Ernst Busch was born in Essen-Steele, Germany, on July 6, 1885. After being educated at Gross Lichterfelde Cadet Academy he joined the German Army in 1904 and during the First World War served on the Western Front where he fought at Arras and Verdun. In 1918 he won the Pour le Mérite for showing exceptional courage during battle.
Busch remained in the army and in 1925 was appointed Inspector of Transport Troops and in 1930 was promoted to the rank of lieutenant colonel and placed in command of the 9th Infantry Regiment.
An ardent supporter of the Nazi Party, Busch achieved rapid promotion after Adolf Hitler came to power in 1933. Within two years he had been promoted to major general and was commander of the 23rd Infantry Division. In February 1938, Hitler appointed him general. Whereas most senior officers pleaded with Hitler to move with caution, Busch and fellow Nazi, Walther von Reichenau, urged him to invade Czechoslovakia.
Busch served under Siegmund List during the invasion of Poland in September 1939. The following year he led the 16th Army during the Western Offensive. On the May 26, 1940, Hitler awarded him the Knight's Cross.
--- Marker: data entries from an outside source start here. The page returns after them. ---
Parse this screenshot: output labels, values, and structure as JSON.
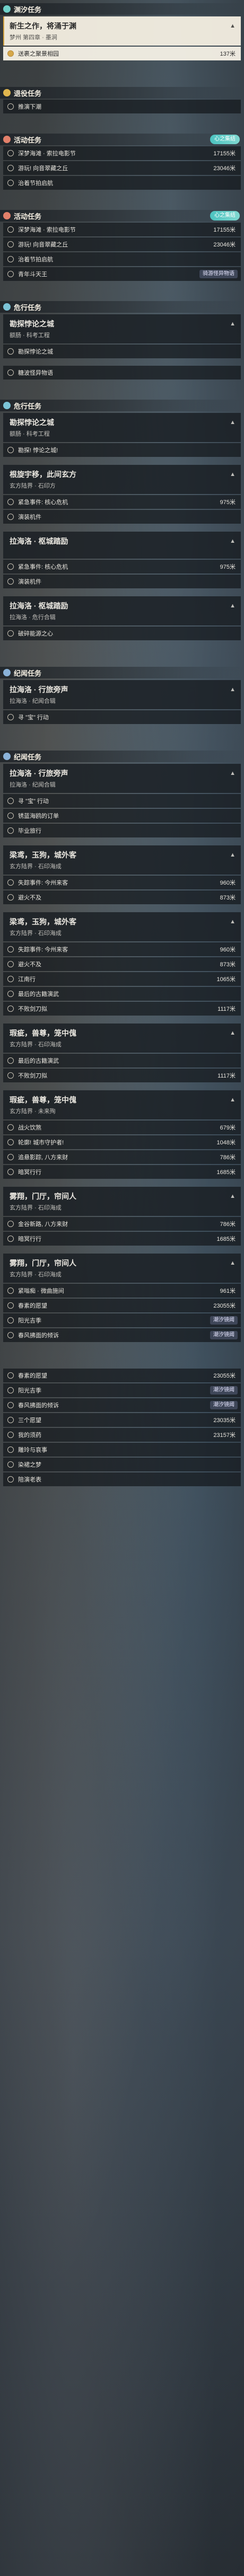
{
  "sections": [
    {
      "header": {
        "label": "渊汐任务",
        "color": "#6fd0c8",
        "icon": "gear-icon"
      },
      "cards": [
        {
          "title": "新生之作，将涌于渊",
          "sub": "梦州 第四章 · 墨涧",
          "objectives": [
            {
              "text": "送裹之聚景相园",
              "dist": "137米",
              "active": true
            }
          ]
        }
      ]
    },
    {
      "header": {
        "label": "退役任务",
        "color": "#e0b64e"
      },
      "cards": [],
      "objectives": [
        {
          "text": "推演下潮",
          "dist": ""
        }
      ]
    },
    {
      "header": {
        "label": "活动任务",
        "color": "#e2806a",
        "tag": "心之集结"
      },
      "cards": [],
      "objectives": [
        {
          "text": "深梦海滩 · 索拉电影节",
          "dist": "17155米"
        },
        {
          "text": "游玩! 向音翠藏之丘",
          "dist": "23046米"
        },
        {
          "text": "治着节拍启航",
          "dist": ""
        }
      ]
    },
    {
      "header": {
        "label": "活动任务",
        "color": "#e2806a",
        "tag": "心之集结"
      },
      "cards": [],
      "objectives": [
        {
          "text": "深梦海滩 · 索拉电影节",
          "dist": "17155米"
        },
        {
          "text": "游玩! 向音翠藏之丘",
          "dist": "23046米"
        },
        {
          "text": "治着节拍启航",
          "dist": ""
        },
        {
          "text": "青年斗天王",
          "dist": "6544米",
          "badge": "骑游怪异物语"
        }
      ]
    },
    {
      "header": {
        "label": "危行任务",
        "color": "#7bc3d6"
      },
      "cards": [
        {
          "title": "勘探悖论之城",
          "sub": "额肠 · 科考工程",
          "objectives": [
            {
              "text": "勘探悖论之城",
              "dist": ""
            }
          ]
        }
      ],
      "objectives": [
        {
          "text": "糖波怪异物语",
          "dist": ""
        }
      ]
    },
    {
      "header": {
        "label": "危行任务",
        "color": "#7bc3d6"
      },
      "cards": [
        {
          "title": "勘探悖论之城",
          "sub": "额肠 · 科考工程",
          "objectives": [
            {
              "text": "勘探! 悖论之城!",
              "dist": ""
            }
          ]
        },
        {
          "title": "根旋宇移，此间玄方",
          "sub": "玄方陆界 · 石印方",
          "objectives": [
            {
              "text": "紧急事件: 核心危机",
              "dist": "975米"
            },
            {
              "text": "演装机件",
              "dist": ""
            }
          ]
        },
        {
          "title": "拉海洛 · 枢城踏励",
          "sub": "",
          "objectives": [
            {
              "text": "紧急事件: 核心危机",
              "dist": "975米"
            },
            {
              "text": "演装机件",
              "dist": ""
            }
          ]
        },
        {
          "title": "拉海洛 · 枢城踏励",
          "sub": "拉海洛 · 危行合辑",
          "objectives": [
            {
              "text": "破碎能源之心",
              "dist": ""
            }
          ]
        }
      ]
    },
    {
      "header": {
        "label": "纪闻任务",
        "color": "#8ab2d9"
      },
      "cards": [
        {
          "title": "拉海洛 · 行旅旁声",
          "sub": "拉海洛 · 纪闻合辑",
          "objectives": [
            {
              "text": "寻 \"宝\" 行动",
              "dist": ""
            }
          ]
        }
      ]
    },
    {
      "header": {
        "label": "纪闻任务",
        "color": "#8ab2d9"
      },
      "cards": [
        {
          "title": "拉海洛 · 行旅旁声",
          "sub": "拉海洛 · 纪闻合辑",
          "objectives": [
            {
              "text": "寻 \"宝\" 行动",
              "dist": ""
            },
            {
              "text": "锈蓝海鸥的订单",
              "dist": ""
            },
            {
              "text": "毕业旅行",
              "dist": ""
            }
          ]
        },
        {
          "title": "梁鸢，玉狗，城外客",
          "sub": "玄方陆界 · 石印海成",
          "objectives": [
            {
              "text": "失踪事件: 今州来客",
              "dist": "960米"
            },
            {
              "text": "避火不及",
              "dist": "873米"
            }
          ]
        },
        {
          "title": "梁鸢，玉狗，城外客",
          "sub": "玄方陆界 · 石印海成",
          "objectives": [
            {
              "text": "失踪事件: 今州来客",
              "dist": "960米"
            },
            {
              "text": "避火不及",
              "dist": "873米"
            },
            {
              "text": "江南行",
              "dist": "1065米"
            },
            {
              "text": "最后的古籍演武",
              "dist": ""
            },
            {
              "text": "不败剑刀拟",
              "dist": "1117米"
            }
          ]
        },
        {
          "title": "瑕疵，兽尊，笼中傀",
          "sub": "玄方陆界 · 石印海成",
          "objectives": [
            {
              "text": "最后的古籍演武",
              "dist": ""
            },
            {
              "text": "不败剑刀拟",
              "dist": "1117米"
            }
          ]
        },
        {
          "title": "瑕疵，兽尊，笼中傀",
          "sub": "玄方陆界 · 未来殉",
          "objectives": [
            {
              "text": "战火饮煞",
              "dist": "679米"
            },
            {
              "text": "轮廓! 城市守护者!",
              "dist": "1048米"
            },
            {
              "text": "追悬影踪, 八方来财",
              "dist": "786米"
            },
            {
              "text": "暗冥行行",
              "dist": "1685米"
            }
          ]
        },
        {
          "title": "雾翔，门厅，帘间人",
          "sub": "玄方陆界 · 石印海成",
          "objectives": [
            {
              "text": "金谷新路, 八方来财",
              "dist": "786米"
            },
            {
              "text": "暗冥行行",
              "dist": "1685米"
            }
          ]
        },
        {
          "title": "雾翔，门厅，帘间人",
          "sub": "玄方陆界 · 石印海成",
          "objectives": [
            {
              "text": "紧嗡痴 · 微曲施间",
              "dist": "961米"
            },
            {
              "text": "春素的愿望",
              "dist": "23055米"
            },
            {
              "text": "阳光吉季",
              "dist": "",
              "badge": "潮汐镜阈"
            },
            {
              "text": "春风拂面的倾诉",
              "dist": "",
              "badge": "潮汐镜阈"
            }
          ]
        }
      ]
    },
    {
      "header": {
        "label": "",
        "color": "#8ab2d9"
      },
      "cards": [],
      "objectives": [
        {
          "text": "春素的愿望",
          "dist": "23055米"
        },
        {
          "text": "阳光吉季",
          "dist": "",
          "badge": "潮汐镜阈"
        },
        {
          "text": "春风拂面的倾诉",
          "dist": "",
          "badge": "潮汐镜阈"
        },
        {
          "text": "三个愿望",
          "dist": "23035米"
        },
        {
          "text": "我的须药",
          "dist": "23157米"
        },
        {
          "text": "雕玲与哀事",
          "dist": ""
        },
        {
          "text": "染裙之梦",
          "dist": ""
        },
        {
          "text": "陪演老表",
          "dist": ""
        }
      ]
    }
  ]
}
Busch took part in Operation Barbarossa and on September 8, 1941, his 16th Army took Demyansk before taking part in the siege of Leningrad. Despite a counter-attack by the Red Army Busch's troops held the line from Staraya to Ostashkov. After a brave defence of his position he was promoted to field marshal.
In October 1943, Busch replaced General Gunther von Kluge as head of Army Group Centre. However, he only held the post until June 1944 when he was replaced by General Walther Model.
Busch was recalled in March 1945 when he became head of Army Group Northwest. Along with Kurt Student and his 1st Parachute Army, Busch had the task of trying to halt the advance of General Bernard Montgomery and the Allies into Germany.
Ernst Busch surrendered on May 3, 1945. He was taken to Britain as a prisoner of war and he died in captivity on July 17, 1945.